> WHAT TO PRODUCE
From the line containing "Transcribe this image's" onward to the last line of the data below, copy each line exactly and add nothing.

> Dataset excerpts

◆ ◆ ◆ ◆ ◆ ◆ ◆

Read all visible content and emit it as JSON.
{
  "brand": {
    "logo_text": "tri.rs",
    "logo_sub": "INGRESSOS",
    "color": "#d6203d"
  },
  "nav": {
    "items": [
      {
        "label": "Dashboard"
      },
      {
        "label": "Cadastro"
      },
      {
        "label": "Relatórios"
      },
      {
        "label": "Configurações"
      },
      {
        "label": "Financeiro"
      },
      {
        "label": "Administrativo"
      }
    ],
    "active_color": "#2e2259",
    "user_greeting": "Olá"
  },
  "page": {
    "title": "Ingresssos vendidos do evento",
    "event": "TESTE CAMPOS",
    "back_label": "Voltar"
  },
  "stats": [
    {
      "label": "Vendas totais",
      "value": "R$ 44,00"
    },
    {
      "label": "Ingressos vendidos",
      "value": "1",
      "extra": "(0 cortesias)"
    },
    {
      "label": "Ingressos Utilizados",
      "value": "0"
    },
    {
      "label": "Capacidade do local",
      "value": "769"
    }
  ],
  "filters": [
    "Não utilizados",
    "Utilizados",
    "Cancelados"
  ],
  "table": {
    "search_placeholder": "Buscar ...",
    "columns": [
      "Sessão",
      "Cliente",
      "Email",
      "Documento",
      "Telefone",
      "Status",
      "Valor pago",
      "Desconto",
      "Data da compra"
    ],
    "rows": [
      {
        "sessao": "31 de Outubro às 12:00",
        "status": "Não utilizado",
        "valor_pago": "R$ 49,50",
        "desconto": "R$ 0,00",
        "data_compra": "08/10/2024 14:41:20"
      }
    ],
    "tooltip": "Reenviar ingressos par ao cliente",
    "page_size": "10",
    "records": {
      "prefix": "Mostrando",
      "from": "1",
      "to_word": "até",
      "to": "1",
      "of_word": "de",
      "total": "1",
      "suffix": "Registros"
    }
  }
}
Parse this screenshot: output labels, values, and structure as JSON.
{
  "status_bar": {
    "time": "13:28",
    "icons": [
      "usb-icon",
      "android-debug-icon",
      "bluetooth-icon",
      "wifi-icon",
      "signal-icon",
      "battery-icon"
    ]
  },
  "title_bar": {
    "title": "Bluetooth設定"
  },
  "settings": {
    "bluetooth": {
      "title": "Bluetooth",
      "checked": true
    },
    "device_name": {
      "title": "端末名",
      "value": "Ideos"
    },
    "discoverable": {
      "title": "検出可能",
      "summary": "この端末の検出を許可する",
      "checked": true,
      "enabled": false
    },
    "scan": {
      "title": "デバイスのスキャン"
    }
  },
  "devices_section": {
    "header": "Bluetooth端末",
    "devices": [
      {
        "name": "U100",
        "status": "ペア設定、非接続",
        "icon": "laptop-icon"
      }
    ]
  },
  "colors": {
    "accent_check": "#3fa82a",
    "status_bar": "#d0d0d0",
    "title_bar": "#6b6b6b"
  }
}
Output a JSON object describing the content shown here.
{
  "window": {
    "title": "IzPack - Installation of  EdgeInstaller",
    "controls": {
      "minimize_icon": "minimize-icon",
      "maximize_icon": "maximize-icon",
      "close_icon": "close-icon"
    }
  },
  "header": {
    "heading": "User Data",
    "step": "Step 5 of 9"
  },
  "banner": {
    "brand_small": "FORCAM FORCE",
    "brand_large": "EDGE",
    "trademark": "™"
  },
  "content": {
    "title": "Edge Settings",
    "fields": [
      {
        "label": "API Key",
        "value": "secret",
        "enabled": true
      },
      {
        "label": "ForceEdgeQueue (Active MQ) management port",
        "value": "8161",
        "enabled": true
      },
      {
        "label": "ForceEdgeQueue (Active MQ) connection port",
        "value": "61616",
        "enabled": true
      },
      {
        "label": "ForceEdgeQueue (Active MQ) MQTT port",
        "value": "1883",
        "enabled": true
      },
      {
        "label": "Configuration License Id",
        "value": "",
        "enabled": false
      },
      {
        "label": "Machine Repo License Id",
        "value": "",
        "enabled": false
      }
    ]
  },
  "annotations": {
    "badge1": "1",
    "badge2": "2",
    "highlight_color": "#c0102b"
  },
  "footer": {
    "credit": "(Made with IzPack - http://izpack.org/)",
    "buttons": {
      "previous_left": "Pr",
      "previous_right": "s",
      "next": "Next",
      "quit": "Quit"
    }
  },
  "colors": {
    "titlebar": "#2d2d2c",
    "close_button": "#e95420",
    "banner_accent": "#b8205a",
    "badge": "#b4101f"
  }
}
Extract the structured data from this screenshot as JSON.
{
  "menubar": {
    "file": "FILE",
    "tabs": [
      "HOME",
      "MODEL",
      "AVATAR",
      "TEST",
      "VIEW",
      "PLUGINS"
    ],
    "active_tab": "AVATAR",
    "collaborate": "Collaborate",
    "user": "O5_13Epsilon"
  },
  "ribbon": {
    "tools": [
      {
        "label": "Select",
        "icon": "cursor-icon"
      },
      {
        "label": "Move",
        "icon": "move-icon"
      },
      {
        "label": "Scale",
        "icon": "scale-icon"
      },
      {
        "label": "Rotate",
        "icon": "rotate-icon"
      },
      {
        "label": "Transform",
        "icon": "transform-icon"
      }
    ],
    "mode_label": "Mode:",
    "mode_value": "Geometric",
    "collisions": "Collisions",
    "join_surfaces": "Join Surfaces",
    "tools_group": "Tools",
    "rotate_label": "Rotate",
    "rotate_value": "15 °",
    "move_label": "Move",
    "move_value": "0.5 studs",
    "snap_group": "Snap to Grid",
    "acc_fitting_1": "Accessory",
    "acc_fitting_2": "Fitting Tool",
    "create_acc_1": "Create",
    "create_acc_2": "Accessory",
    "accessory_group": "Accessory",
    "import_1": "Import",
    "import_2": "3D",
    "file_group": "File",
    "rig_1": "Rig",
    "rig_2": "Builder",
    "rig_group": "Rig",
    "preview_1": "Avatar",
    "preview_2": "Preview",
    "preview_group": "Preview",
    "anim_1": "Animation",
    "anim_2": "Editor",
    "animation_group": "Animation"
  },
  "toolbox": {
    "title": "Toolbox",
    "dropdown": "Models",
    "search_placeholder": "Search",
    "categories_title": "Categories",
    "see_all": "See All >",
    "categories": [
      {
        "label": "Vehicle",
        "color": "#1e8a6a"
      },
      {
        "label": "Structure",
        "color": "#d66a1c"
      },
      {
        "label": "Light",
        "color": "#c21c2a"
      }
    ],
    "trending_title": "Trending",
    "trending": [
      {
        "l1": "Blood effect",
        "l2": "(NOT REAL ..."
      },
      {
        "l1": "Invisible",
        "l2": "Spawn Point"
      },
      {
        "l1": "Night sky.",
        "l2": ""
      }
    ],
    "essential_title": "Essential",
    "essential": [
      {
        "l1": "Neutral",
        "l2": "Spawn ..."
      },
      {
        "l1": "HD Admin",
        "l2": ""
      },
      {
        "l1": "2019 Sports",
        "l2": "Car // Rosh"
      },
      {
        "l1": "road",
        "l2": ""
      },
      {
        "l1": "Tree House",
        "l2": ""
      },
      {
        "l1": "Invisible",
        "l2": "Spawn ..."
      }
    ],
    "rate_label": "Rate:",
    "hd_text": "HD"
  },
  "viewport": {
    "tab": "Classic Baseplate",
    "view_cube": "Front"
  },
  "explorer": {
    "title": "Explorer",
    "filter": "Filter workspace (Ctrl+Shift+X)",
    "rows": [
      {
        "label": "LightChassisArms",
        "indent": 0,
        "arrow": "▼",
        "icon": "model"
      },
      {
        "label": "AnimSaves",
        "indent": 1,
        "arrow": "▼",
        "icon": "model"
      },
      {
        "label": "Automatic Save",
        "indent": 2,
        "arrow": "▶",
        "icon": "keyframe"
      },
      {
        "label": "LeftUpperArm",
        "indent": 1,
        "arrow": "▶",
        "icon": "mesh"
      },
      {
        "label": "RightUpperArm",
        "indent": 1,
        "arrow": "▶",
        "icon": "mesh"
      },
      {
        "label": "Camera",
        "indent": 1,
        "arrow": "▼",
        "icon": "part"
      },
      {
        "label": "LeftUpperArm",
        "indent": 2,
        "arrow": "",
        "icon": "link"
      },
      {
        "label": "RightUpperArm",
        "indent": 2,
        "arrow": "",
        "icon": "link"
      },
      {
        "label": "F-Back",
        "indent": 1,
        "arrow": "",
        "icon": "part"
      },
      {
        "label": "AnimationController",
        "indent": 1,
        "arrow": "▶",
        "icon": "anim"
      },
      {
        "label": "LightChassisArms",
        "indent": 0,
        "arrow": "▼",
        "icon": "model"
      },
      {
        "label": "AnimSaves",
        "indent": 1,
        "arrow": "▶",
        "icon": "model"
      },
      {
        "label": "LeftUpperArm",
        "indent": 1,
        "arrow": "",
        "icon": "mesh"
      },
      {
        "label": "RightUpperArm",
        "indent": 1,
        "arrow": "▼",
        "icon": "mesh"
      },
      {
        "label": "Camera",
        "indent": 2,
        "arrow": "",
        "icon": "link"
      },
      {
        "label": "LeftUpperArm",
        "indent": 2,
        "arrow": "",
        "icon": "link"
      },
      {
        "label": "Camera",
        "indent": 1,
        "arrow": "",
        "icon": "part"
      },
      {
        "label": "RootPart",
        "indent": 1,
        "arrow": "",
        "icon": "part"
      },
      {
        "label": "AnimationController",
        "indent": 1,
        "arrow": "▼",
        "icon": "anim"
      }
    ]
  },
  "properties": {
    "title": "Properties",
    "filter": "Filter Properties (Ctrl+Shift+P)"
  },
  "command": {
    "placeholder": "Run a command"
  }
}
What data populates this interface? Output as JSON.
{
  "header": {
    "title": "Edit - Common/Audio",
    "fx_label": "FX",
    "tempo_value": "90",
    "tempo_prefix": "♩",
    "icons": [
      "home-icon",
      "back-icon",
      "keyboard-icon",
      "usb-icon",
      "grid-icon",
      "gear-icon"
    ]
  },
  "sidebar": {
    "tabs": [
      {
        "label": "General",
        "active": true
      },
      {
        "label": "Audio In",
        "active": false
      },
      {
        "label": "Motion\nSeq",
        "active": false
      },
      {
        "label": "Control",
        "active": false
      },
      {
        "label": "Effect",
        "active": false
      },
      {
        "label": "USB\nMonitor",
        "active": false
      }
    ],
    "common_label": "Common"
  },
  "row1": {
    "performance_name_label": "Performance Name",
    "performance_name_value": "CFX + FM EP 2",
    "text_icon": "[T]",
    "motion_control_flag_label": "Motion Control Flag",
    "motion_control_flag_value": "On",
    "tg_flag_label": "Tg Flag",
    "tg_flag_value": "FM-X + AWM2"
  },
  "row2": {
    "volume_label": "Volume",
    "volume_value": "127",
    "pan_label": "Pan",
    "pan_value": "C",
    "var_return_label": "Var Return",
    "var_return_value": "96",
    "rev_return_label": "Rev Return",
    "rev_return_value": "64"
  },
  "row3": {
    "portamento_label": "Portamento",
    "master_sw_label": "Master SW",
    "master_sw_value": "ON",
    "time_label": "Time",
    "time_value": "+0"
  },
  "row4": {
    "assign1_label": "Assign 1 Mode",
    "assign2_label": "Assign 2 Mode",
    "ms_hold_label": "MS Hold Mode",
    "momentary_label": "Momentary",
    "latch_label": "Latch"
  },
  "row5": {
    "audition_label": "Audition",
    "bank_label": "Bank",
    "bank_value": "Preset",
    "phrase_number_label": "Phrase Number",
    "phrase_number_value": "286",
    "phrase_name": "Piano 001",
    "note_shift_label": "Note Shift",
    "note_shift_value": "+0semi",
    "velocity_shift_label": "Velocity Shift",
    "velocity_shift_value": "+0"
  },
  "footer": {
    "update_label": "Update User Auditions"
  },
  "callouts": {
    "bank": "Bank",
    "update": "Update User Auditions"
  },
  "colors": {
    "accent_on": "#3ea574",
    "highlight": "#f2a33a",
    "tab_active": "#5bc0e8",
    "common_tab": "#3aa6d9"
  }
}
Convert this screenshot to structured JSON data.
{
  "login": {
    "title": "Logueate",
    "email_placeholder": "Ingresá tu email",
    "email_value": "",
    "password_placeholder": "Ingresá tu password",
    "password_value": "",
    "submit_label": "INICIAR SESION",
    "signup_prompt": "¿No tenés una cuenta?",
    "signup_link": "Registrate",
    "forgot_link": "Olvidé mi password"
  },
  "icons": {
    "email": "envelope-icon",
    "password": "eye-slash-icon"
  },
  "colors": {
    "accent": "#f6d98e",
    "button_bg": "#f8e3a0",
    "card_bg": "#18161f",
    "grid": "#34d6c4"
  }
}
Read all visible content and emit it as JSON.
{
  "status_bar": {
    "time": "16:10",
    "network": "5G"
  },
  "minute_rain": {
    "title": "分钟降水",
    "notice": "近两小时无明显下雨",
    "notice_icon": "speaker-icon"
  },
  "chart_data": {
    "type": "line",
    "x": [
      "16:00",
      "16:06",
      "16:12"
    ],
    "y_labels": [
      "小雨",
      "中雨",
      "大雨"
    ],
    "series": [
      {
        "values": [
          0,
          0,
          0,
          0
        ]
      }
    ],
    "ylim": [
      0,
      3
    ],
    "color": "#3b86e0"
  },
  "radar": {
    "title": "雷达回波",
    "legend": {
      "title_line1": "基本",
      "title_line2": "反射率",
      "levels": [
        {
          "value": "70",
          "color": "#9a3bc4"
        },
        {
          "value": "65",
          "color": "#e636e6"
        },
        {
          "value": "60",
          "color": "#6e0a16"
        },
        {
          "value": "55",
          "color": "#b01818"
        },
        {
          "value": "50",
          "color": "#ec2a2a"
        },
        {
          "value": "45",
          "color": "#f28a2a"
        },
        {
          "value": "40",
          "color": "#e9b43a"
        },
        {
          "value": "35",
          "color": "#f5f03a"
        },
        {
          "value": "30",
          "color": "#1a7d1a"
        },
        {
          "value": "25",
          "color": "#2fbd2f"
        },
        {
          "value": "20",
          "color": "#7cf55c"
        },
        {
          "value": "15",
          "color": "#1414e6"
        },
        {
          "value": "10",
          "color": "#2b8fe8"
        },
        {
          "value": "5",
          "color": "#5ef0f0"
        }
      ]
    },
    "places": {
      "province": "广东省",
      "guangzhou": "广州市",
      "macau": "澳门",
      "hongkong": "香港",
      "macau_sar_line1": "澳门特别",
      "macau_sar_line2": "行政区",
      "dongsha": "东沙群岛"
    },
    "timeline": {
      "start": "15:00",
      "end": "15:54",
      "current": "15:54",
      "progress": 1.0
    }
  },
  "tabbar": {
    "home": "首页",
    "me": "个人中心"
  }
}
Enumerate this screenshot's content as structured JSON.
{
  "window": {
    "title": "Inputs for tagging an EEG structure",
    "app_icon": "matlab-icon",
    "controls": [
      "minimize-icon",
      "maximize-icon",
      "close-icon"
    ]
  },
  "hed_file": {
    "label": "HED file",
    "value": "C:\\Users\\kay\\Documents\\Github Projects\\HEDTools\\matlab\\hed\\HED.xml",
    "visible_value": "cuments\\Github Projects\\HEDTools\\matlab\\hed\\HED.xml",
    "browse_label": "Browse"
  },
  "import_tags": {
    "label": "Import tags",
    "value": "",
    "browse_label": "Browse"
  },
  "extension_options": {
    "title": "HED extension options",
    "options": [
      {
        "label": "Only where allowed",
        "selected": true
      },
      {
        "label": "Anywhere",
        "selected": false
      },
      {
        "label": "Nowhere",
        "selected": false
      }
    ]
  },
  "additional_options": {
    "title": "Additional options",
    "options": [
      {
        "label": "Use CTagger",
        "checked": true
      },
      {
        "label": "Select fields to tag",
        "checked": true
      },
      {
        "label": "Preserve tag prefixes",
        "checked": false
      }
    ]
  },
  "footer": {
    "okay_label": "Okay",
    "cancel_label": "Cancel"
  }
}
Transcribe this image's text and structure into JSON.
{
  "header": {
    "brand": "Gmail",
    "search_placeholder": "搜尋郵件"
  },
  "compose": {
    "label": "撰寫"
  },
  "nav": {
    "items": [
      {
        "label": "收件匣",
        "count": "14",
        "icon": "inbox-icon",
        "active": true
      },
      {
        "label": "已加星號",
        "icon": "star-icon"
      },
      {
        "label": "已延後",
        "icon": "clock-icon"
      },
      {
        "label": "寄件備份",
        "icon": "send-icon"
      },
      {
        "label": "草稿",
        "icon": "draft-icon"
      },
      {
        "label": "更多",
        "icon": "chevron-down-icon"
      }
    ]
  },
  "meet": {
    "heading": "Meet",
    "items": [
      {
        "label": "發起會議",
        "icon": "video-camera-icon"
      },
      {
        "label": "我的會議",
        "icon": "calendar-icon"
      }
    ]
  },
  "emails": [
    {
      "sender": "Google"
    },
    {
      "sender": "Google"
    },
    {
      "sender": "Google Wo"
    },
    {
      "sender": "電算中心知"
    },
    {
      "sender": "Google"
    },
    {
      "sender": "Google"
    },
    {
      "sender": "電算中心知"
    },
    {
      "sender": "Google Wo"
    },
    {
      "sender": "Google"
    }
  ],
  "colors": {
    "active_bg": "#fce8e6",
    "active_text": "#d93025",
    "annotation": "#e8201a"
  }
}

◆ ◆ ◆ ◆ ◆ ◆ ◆

> ANSWER SECTION
Transcribe this image's text and structure into JSON.
{
  "header": {
    "brand": "Gmail",
    "search_placeholder": "搜尋郵件"
  },
  "compose": {
    "label": "撰寫"
  },
  "nav": {
    "items": [
      {
        "label": "收件匣",
        "count": "14",
        "icon": "inbox-icon",
        "active": true
      },
      {
        "label": "已加星號",
        "icon": "star-icon"
      },
      {
        "label": "已延後",
        "icon": "clock-icon"
      },
      {
        "label": "寄件備份",
        "icon": "send-icon"
      },
      {
        "label": "草稿",
        "icon": "draft-icon"
      },
      {
        "label": "更多",
        "icon": "chevron-down-icon"
      }
    ]
  },
  "meet": {
    "heading": "Meet",
    "items": [
      {
        "label": "發起會議",
        "icon": "video-camera-icon"
      },
      {
        "label": "我的會議",
        "icon": "calendar-icon"
      }
    ]
  },
  "emails": [
    {
      "sender": "Google"
    },
    {
      "sender": "Google"
    },
    {
      "sender": "Google Wo"
    },
    {
      "sender": "電算中心知"
    },
    {
      "sender": "Google"
    },
    {
      "sender": "Google"
    },
    {
      "sender": "電算中心知"
    },
    {
      "sender": "Google Wo"
    },
    {
      "sender": "Google"
    }
  ],
  "colors": {
    "active_bg": "#fce8e6",
    "active_text": "#d93025",
    "annotation": "#e8201a"
  }
}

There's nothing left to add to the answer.